[Christian J. Tams holds the Chair of International Law at the University of Glasgow - School of Law]
Let me start off by saying that to participate in the Oxford Guide to Treaties has been a real privilege: it is a great book that combines theoretical reflection and practical insights. I am particular impressed by the list of treaty clauses included as Part VI. Unlike many other areas of international law, treaty law is a framework to give effect to the expressed will of parties. Of course, there are limits to what parties can agree to – jus cogens being the most important –, but they hardly ever act as real constraints on treaty-making. So any analysis of treaty law has to come to terms with the diversity of treaty practice. And as patterns of practice change over time, the topic itself is not static, but in a state of constant reform. That makes it so interesting.
At the same time, there is a risk – and it is reflected in Duncan’s post, even though I would describe it slightly differently.
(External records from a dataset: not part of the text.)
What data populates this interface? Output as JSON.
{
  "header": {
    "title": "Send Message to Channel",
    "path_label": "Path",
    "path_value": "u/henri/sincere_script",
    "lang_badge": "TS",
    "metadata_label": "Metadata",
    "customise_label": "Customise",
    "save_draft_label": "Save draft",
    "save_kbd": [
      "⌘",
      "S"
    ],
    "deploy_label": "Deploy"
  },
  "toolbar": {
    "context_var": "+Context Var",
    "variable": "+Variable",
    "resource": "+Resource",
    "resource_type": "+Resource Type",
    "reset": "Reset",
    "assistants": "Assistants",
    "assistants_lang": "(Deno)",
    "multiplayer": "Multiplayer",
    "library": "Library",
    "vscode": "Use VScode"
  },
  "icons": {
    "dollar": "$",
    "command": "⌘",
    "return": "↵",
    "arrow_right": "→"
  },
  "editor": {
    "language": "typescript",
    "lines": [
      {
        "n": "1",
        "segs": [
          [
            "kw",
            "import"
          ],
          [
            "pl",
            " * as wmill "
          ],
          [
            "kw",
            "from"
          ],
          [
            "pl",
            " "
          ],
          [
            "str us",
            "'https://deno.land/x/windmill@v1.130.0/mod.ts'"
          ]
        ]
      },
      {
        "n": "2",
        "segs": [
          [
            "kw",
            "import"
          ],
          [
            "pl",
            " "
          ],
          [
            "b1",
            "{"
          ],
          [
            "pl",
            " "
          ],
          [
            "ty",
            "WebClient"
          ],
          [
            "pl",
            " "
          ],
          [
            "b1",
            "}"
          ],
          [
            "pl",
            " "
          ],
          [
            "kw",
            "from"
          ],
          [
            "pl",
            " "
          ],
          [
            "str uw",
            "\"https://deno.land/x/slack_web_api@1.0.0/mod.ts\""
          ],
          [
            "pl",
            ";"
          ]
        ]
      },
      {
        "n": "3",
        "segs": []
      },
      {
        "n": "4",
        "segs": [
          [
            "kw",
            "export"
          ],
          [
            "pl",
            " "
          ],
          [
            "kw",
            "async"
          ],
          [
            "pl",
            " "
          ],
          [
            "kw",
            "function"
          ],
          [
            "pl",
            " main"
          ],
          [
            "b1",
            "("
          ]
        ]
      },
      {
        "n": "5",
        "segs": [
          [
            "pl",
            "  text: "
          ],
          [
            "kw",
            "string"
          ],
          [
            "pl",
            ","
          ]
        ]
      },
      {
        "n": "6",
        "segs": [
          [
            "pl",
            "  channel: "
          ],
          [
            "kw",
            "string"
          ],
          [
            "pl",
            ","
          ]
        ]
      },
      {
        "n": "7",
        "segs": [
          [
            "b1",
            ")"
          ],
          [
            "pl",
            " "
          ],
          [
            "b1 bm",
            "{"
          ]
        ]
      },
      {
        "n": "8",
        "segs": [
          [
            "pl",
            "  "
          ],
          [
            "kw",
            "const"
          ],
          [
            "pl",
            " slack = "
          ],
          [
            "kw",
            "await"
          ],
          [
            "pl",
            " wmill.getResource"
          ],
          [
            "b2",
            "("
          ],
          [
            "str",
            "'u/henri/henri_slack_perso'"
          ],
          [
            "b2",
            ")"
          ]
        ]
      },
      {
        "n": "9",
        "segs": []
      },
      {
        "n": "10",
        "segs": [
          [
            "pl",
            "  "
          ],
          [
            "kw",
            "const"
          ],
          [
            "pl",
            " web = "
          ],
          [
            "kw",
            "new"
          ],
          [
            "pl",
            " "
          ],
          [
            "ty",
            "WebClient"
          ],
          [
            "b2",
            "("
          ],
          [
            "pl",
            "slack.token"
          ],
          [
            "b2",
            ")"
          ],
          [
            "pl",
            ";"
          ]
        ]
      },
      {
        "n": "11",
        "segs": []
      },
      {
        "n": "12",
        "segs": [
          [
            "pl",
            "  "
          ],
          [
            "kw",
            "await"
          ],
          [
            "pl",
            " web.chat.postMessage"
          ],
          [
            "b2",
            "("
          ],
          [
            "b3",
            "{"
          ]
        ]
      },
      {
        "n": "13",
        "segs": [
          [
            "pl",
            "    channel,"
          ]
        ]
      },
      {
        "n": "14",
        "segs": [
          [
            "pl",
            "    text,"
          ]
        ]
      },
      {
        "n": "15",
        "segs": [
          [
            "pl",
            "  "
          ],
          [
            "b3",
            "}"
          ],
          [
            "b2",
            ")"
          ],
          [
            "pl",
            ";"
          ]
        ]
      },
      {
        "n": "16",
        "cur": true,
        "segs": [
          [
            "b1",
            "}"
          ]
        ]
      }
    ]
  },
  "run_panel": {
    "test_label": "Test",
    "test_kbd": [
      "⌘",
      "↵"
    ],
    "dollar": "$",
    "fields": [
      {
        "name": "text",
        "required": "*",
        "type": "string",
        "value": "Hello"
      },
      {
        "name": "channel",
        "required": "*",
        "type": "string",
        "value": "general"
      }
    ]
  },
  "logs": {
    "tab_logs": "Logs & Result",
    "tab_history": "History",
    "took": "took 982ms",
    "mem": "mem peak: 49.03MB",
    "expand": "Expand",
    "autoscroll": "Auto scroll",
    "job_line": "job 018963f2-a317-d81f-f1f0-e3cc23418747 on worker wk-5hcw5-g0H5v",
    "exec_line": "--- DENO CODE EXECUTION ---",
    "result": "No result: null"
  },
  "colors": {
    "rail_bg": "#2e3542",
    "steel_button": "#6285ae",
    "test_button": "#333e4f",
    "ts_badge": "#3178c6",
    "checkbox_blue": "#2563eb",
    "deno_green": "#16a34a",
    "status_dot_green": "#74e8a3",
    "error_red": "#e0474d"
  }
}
In many respects, the general law of treaties as laid down in the VCLT cannot ‘tame’, or regulate, treaty practice. Sometimes, this is simply pragmatic and realistic: a general treaty on treaties can only offer residual rules, just as a general document on responsibility will yield to special regimes (as per Art 55 of the ILC’s Articles on State Responsibility). The VCLT implements the lex specialis principle not in one general clause, but within the specific provisions, many of which contain caveats: Art 28 eg provides for non-retroactivity ‘[u]nless a different intention appears from the treaty or is otherwise established’; Art 54 as the opening provision of Part V Section 3 provides (unsurprisingly) that ‘The termination of a treaty or the withdrawal of a party may take place: (a) in conformity with the provisions of the treaty’. The phrase ‘unless the treaty otherwise provides’ is used 14 times throughout the VCLT. The general law of treaties is residual, and unlike in the case of State responsibility, it is a lex generalis that is very often derogated by special rules.
In other areas, the VCLT provides not residual rules, but no rules at all; and as a result, solutions are sought under other regimes of international law. Duncan rightly mentions remedies, which the VCLT treats rather in passing and which are sought and addressed under the law of dispute settlement, the law of responsibility and/or special treaty regimes. Geir Ulfstein’s reference to treaty bodies to me would also seem to be a case in point: a major element of the multilateral treaty process that is not regulated in any detail by the VCLT’s general rules, but by international institutional law. But questions of responsibility for treaty breaches are probably the biggest ‘regulatory gap’: pursuant to Art 73, the VCLT ‘shall not prejudge any question that may arise … from the international responsibility of a State’. As a consequence, the huge field of treaty breaches, which domestic legal systems often regulate as part of the law of treaties/contracts, is to the regime of international responsibility.
The combined effect of the application of the lex specialis principle and of the conscious decisions of drafters not to cover treaty law issues in their entirety is that quite often, answers to questions of ‘treaty law’ will have to be sought outside the VCLT. This does not affect its status as the key legal instrument in the field. But it means that it has to be read and applied (and presumably taught) in conjunction with other legal texts addressing treaty law issues. And it means that more than with other general legal texts (say, the ILC’s texts on State responsibility or on diplomatic protection; or the 2004 Convention on Jurisdictional Immunities of States and Their Property), the primary treaty law rules in their infinite variety will often determine outcomes. And because of this, Duncan should be congratulated on his decision – explained to contributors right from the start of the project – to complement the legal analysis by a long and detailed part on ‘Treaty Clauses’.